Motion seeks indictment dismissal for 5 charged in Whitmer kidnapping plot due to ‘government overreach’

Defense attorneys argue that government entrapped those charged in alleged scheme

In October of 2020, federal officials charged more than a dozen people in what they called a “violent” militia scheme to kidnap Whitmer and overthrow the state government

Attorneys for the defendants in the alleged plot to kidnap Michigan Gov. Gretchen Whitmer are requesting the indictment be dropped for five men charged in the case, arguing that the government orchestrated the plot and entrapped those accused.

In October of 2020, federal officials charged more than a dozen people in what they called a “violent” militia scheme to kidnap Whitmer and overthrow the state government, reportedly in response to Whitmer’s executive orders issued amid the coronavirus pandemic. Those accused of participating in the scheme were from several different states.

Five Michigan residents -- Adam Fox, Ty Garbin, Kaleb Franks, Daniel Harris and Brandon Caserta -- and Barry Croft, of Delaware, have been charged with conspiring to kidnap Whitmer. Court documents filed in April state that Fox, Croft and Harris are now also charged with knowingly conspiring to use weapons of mass destruction against persons or property in addition to the kidnapping conspiracy charge.

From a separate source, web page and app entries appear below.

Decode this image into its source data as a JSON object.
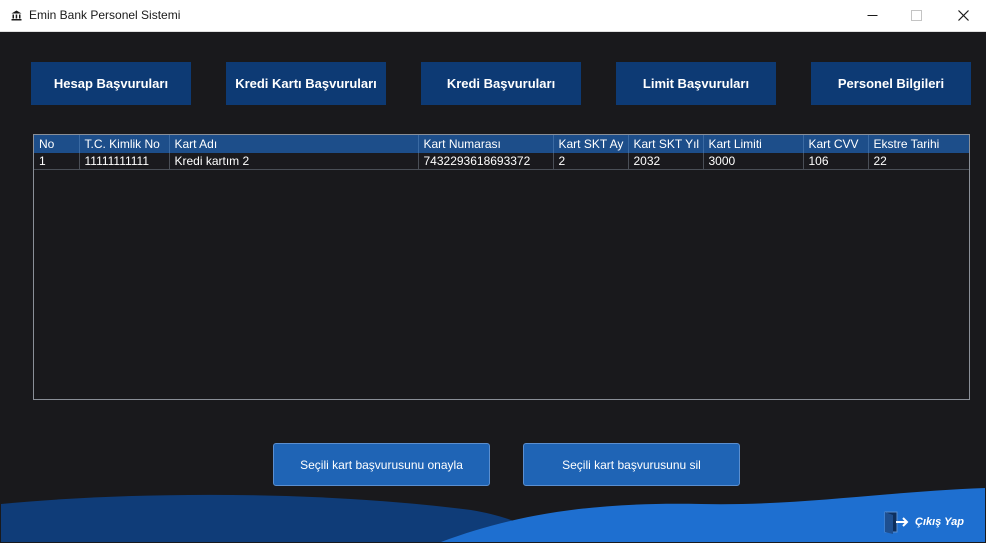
{
  "window": {
    "title": "Emin Bank Personel Sistemi",
    "minimize_label": "─",
    "maximize_label": "☐",
    "close_label": "✕"
  },
  "nav": {
    "hesap_label": "Hesap Başvuruları",
    "kredi_karti_label": "Kredi Kartı Başvuruları",
    "kredi_label": "Kredi Başvuruları",
    "limit_label": "Limit  Başvuruları",
    "personel_label": "Personel Bilgileri"
  },
  "table": {
    "columns": [
      "No",
      "T.C. Kimlik No",
      "Kart Adı",
      "Kart Numarası",
      "Kart SKT Ay",
      "Kart SKT Yıl",
      "Kart Limiti",
      "Kart CVV",
      "Ekstre Tarihi"
    ],
    "rows": [
      [
        "1",
        "11111111111",
        "Kredi kartım 2",
        "7432293618693372",
        "2",
        "2032",
        "3000",
        "106",
        "22"
      ]
    ]
  },
  "actions": {
    "approve_label": "Seçili kart başvurusunu onayla",
    "delete_label": "Seçili kart başvurusunu sil"
  },
  "footer": {
    "exit_label": "Çıkış Yap"
  },
  "colors": {
    "background": "#19191c",
    "nav_button": "#0d3a74",
    "table_header": "#1d4e8a",
    "action_button": "#1f64b5",
    "wave_dark": "#0f3c78",
    "wave_light": "#1e6fd0"
  }
}
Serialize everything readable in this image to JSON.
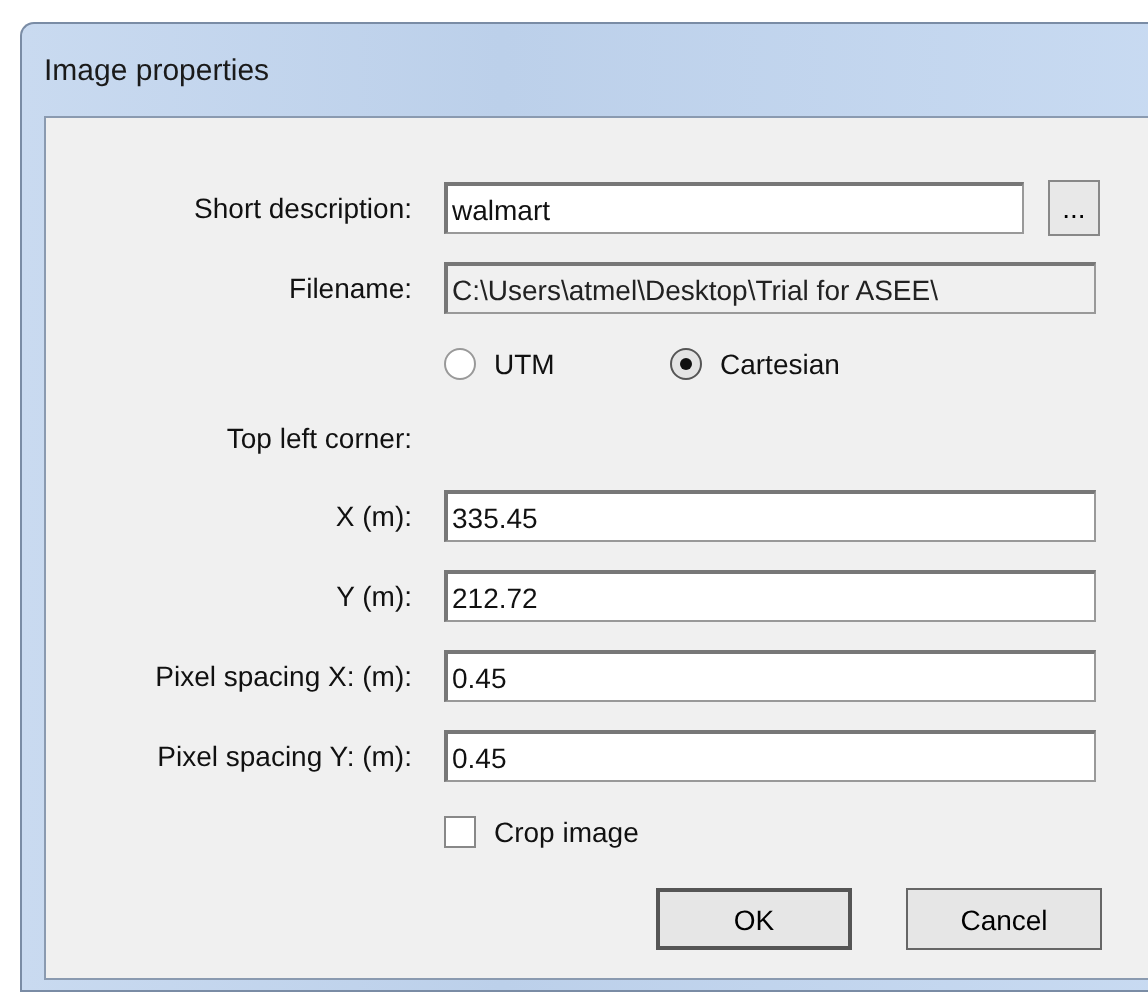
{
  "window": {
    "title": "Image properties"
  },
  "short_description": {
    "label": "Short description:",
    "value": "walmart",
    "browse_button": "..."
  },
  "filename": {
    "label": "Filename:",
    "value": "C:\\Users\\atmel\\Desktop\\Trial for ASEE\\"
  },
  "coordinate_system": [
    {
      "label": "UTM",
      "selected": false
    },
    {
      "label": "Cartesian",
      "selected": true
    }
  ],
  "section_label": "Top left corner:",
  "fields": [
    {
      "label": "X (m):",
      "value": "335.45"
    },
    {
      "label": "Y (m):",
      "value": "212.72"
    },
    {
      "label": "Pixel spacing X: (m):",
      "value": "0.45"
    },
    {
      "label": "Pixel spacing Y: (m):",
      "value": "0.45"
    }
  ],
  "crop_image": {
    "label": "Crop image",
    "checked": false
  },
  "buttons": [
    {
      "label": "OK",
      "kind": "default"
    },
    {
      "label": "Cancel",
      "kind": "normal"
    }
  ]
}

More: New federal charges added in Whitmer kidnapping plot investigation

The five men have been in custody since. Their trial was initially scheduled for October 12, but has been postponed and may take place in February or March of next year.

On Dec. 25, a motion was filed on behalf of Fox, Croft, Franks, Harris and Caserta, requesting the superseding indictment against the men be dismissed due to “government overreaching and misconduct.” Much like claims made in court documents in August, the attorneys argued Saturday that paid undercover FBI informants who assisted with the case were actually the ones who suggested and encouraged kidnapping the governor, and not those charged.

The informants were reportedly working at the instruction of federal officials.

The motion claims that the defendants were manipulated and coerced into the scheme, even though it was not their idea and they initially and repeatedly rejected the idea. It is illegal for informants and agents to plan and encourage criminal activity, even amid an investigation.

Defense attorneys argue that the government overreached in an effort to entrap the defendants amid a politically polarized time in the U.S.

“Three months after the government proposed kidnapping, and two months after the defendants’ strident repudiation of the idea, and a month after the defendants’ reiteration of their repudiation, the government’s agents continued to push to shape a kidnapping plan, even trying to elevate it to murder,” the court documents read. “With regard to ‘inducement’ and ‘persuasion,’ the government’s emotional manipulation abounded. Its approach was persistent and emotional from the outset. Agents and informants used ties related to friendship, being role models, and acting as father figures to develop trust and reliance in the defendants.”

You can find the entire motion filed Saturday below.

Croft, Harris and Fox face up to life in prison if convicted of conspiracy to use weapons of mass destruction. An indictment from April alleges that the three men intended use the devices to destroy a nearby bridge, harming Whitmer’s security detail and any responding officers.

Additionally, that indictment alleges that on Sept, 13, 2020, Croft and Harris knowingly possessed a destructive device that was not registered to them in the National Firearms Registration and Transfer Record, as required by federal law.

All five men each face up to life in prison if convicted of the kidnapping conspiracy charge.

In January, 25-year-old Ty Garbin, from Hartland, Michigan, pleaded guilty for his role in the alleged plot after making a plea deal with prosecutors. The man, a member of the Wolverine Watchmen militia, was sentenced to just over 6 years in prison in August after assisting investigators with the case.

Amid arguments of entrapment, Garbin’s attorney said his client’s plea deal means the plot was very real and more than just talk.

“That factual basis lays out a relatively real set of facts related to the accusations and allegations in this case,” said attorney Mark Satawa in August. “That is one of the reasons the client did what he did today, which is, to say, ‘I got to own what I did. It doesn’t feel right.’”

Several others have been charged in connection with the alleged plot, but at the state level.

Find the entire Dec. 25 court document below.

More: Complete coverage on the Whitmer kidnapping plot

About the Author:

Cassidy Johncox is a senior digital news editor covering stories across the spectrum, with a special focus on politics and community issues.